In the year of the tax payer 2014, workers pay income taxes into the public coffers to maintain the systems upon which developed (and over-developed) society has become dependent. Businesses, large and small, from sea to polluted sea are agents of the federal government, required to withhold federal and state income taxes from its employees. If a business doesn’t want to withhold payroll taxes from its employees, it loses the license to do business or it outsources work to a developing country trying to make itself into a mini McMerica. Some workers live in states with no state income tax. Currently there are nine. Those states are Alaska, Texas, Nevada, Florida, South Dakota, New Hampshire, Tennessee, Washington, and Wyoming. Workers in those states get to keep more of their earnings, and for those who only have to work one job to make a living, all the better.
Of course, anyone who consumes anything pays sales tax. Sales taxes are also collected by businesses and generally go toward supporting infrastructure such as roads and bridges. Public schools are also funded by property taxes. Home owners whose property value is high but who don’t have school-aged children may, in some cases, pay more than people who have children but don’t own a home. Tax structure is complex, and not the subject of this post. Property value is based on many factors. Some of which are out of the home owner’s control, such as commercial over-development that chokes out neighborhoods, road and highway expansion that generates unwanted noise and congestion creating pockets of housing where no one wants to live.
Funding for public education in some urban areas, some rural areas, bankrupt cities, and communities with untaxable drug and weapons sales is a dingy tied to a sinking ship. Retaining, much less recruiting, talented professionals to teach the hundreds of thousands of children who live in these areas all across America is a pipe dream, nearly impossible, a daunting task. Some believe investing in public education for all children everywhere is a security measure that prevents criminal activity and therefore it is in everyone’s best interest. Others say private schools produce better results.

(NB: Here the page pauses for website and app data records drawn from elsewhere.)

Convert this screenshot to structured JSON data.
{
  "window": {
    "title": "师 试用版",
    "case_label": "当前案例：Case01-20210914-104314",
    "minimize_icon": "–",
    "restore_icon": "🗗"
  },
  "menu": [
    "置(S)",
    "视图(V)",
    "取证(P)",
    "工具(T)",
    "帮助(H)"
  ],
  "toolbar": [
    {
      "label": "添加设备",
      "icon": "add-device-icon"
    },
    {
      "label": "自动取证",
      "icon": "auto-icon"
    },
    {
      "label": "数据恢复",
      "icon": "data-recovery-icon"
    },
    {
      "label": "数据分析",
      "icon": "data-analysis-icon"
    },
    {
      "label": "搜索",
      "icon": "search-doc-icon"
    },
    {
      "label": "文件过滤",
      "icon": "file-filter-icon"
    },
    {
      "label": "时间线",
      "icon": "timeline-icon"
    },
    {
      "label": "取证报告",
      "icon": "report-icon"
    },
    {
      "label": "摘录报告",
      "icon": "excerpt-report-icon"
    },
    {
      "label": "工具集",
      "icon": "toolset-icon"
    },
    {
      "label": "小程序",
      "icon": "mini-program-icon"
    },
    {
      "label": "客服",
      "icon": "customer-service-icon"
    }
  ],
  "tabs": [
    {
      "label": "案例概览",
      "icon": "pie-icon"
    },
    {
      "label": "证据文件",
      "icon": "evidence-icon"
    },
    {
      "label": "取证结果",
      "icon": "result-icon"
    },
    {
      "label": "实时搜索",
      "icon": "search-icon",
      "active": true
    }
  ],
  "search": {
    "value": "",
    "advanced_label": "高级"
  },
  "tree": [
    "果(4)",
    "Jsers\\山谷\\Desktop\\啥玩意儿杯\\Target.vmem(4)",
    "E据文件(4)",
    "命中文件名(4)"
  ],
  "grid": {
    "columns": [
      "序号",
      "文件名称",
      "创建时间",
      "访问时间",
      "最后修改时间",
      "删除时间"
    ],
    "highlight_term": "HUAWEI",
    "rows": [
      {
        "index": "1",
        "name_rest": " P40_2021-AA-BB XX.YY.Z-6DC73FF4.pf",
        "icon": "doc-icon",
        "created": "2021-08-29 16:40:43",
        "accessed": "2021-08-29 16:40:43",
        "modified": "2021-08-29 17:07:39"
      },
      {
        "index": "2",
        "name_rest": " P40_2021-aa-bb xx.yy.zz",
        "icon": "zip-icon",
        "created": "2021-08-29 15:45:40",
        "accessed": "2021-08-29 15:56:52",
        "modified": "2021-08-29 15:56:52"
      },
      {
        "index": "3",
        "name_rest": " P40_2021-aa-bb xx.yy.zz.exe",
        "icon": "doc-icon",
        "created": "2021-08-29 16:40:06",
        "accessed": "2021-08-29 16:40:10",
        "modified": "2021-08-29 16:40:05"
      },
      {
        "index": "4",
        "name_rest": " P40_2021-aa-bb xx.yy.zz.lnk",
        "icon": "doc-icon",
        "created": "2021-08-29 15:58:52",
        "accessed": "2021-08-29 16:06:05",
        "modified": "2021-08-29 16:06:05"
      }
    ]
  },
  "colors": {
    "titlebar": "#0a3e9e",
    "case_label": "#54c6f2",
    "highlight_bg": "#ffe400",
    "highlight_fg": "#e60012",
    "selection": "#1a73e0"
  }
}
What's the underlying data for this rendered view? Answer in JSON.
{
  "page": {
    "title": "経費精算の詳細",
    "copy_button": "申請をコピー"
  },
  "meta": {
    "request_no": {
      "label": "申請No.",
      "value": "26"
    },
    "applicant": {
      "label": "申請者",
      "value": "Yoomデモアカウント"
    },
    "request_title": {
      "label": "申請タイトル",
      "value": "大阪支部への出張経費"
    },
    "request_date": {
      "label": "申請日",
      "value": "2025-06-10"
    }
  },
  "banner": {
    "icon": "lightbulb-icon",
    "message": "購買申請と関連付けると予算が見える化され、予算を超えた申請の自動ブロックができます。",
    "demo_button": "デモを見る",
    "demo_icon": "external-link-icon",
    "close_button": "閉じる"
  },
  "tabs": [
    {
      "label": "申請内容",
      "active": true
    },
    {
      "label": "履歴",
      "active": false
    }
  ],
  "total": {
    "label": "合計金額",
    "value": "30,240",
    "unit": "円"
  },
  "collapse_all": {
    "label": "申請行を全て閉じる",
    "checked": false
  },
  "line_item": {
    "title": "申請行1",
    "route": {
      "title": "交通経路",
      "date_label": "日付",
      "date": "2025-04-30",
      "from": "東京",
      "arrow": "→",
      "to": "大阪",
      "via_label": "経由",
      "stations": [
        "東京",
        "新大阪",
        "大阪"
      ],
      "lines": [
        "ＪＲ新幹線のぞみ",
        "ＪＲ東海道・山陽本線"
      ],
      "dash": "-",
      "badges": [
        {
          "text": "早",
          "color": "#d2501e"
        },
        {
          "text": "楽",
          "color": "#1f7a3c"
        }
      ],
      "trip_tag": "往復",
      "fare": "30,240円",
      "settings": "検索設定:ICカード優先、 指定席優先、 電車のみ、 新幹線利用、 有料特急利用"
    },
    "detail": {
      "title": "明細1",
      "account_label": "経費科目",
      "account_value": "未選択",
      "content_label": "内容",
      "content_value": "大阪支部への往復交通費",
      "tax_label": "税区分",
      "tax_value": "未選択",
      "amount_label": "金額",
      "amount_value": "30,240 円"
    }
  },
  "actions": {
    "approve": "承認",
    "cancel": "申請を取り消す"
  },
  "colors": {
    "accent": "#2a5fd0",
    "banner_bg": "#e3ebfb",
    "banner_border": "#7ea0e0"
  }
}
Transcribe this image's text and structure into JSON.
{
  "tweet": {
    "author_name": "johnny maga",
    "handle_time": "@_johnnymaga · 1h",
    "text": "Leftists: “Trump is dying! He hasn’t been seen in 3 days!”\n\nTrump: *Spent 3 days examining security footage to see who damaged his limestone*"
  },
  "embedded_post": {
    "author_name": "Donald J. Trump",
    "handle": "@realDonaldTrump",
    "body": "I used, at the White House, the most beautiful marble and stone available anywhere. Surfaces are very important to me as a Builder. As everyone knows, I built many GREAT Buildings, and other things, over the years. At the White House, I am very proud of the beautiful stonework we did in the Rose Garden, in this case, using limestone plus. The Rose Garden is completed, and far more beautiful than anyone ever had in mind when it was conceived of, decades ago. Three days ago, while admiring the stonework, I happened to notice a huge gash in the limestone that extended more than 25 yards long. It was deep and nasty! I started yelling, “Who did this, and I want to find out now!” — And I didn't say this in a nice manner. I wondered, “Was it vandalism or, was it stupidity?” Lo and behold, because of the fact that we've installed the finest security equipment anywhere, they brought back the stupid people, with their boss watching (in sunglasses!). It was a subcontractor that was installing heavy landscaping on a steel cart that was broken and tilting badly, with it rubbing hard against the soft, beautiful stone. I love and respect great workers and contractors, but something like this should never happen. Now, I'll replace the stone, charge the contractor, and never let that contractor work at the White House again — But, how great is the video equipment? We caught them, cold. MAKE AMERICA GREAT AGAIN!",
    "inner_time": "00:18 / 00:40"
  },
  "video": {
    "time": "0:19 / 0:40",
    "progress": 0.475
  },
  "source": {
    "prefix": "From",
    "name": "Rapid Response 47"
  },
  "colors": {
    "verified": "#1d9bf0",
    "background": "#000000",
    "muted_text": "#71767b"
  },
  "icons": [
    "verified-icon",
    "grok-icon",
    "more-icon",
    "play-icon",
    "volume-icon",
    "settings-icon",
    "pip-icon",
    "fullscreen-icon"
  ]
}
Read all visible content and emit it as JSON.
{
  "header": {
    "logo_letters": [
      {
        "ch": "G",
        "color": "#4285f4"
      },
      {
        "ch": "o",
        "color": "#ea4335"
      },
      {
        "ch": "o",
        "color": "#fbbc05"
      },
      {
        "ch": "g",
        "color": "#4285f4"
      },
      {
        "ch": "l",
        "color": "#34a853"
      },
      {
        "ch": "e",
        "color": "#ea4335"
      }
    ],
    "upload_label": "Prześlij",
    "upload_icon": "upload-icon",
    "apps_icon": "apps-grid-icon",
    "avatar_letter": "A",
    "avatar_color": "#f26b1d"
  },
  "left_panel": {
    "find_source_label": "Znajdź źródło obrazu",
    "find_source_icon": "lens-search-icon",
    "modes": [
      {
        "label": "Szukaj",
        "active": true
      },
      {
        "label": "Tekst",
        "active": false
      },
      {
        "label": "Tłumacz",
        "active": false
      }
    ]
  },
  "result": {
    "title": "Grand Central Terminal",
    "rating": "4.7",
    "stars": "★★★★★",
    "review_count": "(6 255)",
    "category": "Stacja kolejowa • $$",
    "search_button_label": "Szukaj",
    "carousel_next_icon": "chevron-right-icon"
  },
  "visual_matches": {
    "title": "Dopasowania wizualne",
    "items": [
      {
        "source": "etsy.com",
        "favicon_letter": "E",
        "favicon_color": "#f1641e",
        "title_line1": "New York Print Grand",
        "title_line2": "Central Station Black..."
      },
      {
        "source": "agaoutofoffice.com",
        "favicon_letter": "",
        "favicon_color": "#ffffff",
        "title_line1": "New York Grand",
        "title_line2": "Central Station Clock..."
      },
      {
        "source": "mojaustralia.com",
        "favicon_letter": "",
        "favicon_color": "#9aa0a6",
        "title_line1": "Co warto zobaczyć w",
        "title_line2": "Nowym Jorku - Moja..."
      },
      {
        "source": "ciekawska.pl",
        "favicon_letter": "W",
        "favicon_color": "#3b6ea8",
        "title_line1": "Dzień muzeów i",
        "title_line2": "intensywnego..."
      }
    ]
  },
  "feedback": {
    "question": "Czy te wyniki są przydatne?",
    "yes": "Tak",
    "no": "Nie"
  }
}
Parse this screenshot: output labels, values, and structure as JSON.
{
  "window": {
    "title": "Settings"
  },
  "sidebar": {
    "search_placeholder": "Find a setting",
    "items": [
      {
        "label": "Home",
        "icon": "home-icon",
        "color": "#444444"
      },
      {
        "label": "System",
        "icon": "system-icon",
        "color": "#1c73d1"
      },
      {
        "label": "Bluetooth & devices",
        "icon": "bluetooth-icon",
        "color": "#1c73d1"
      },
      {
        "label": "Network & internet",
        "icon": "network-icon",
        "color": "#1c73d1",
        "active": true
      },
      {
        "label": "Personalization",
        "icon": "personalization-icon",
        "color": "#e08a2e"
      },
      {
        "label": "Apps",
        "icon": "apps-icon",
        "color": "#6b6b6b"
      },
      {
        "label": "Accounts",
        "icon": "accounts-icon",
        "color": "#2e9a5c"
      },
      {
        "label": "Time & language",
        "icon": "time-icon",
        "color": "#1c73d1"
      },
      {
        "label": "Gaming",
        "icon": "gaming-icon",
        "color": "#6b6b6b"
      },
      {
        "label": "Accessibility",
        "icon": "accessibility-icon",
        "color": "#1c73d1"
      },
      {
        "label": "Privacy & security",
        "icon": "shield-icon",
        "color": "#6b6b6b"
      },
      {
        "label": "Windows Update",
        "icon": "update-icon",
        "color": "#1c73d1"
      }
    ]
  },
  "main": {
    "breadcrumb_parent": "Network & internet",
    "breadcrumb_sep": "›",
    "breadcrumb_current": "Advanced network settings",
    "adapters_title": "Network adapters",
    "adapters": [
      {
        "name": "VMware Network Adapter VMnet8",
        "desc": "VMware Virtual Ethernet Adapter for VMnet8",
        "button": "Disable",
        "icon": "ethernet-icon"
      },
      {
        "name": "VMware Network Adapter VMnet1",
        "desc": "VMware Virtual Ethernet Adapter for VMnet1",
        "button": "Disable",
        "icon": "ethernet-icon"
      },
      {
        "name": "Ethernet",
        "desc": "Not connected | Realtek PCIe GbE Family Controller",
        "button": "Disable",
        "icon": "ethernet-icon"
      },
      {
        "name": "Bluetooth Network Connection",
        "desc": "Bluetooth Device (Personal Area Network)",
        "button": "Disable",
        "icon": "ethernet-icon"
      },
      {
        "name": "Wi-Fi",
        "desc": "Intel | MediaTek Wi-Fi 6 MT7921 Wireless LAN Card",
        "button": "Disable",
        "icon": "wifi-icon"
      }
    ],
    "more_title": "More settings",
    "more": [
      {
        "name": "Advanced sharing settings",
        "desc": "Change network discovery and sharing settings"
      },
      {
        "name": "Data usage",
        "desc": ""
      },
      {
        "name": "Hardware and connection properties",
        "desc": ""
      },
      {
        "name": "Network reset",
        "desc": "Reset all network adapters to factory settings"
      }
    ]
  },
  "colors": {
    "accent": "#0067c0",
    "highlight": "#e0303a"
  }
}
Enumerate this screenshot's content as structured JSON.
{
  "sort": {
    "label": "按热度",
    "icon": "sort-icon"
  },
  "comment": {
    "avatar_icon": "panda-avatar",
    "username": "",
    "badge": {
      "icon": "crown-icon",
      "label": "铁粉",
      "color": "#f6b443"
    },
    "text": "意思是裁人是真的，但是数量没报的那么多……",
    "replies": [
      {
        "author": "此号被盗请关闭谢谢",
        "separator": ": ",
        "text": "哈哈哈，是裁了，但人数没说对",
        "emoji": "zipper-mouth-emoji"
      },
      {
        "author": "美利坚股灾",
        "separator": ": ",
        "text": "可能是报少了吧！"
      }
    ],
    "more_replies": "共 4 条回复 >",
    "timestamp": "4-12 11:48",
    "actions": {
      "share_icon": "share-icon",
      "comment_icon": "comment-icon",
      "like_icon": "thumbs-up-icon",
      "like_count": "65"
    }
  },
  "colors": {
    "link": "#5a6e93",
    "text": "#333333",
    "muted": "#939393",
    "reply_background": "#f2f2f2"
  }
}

One thing is for certain, some creative thinking is needed to come up with remedies for our failing education system.
Society is people living together in organized communities with shared laws, traditions, and values. We are currently bound by a social contract which not everyone believes they are obligated to honor. As we face the future trying to form a more sustainable union of the ever increasing population of diverse cultures that is this Great American Melting Pot, perhaps it is time to consider a new New Deal. But let’s call it something else. Remember what happened with New Coke.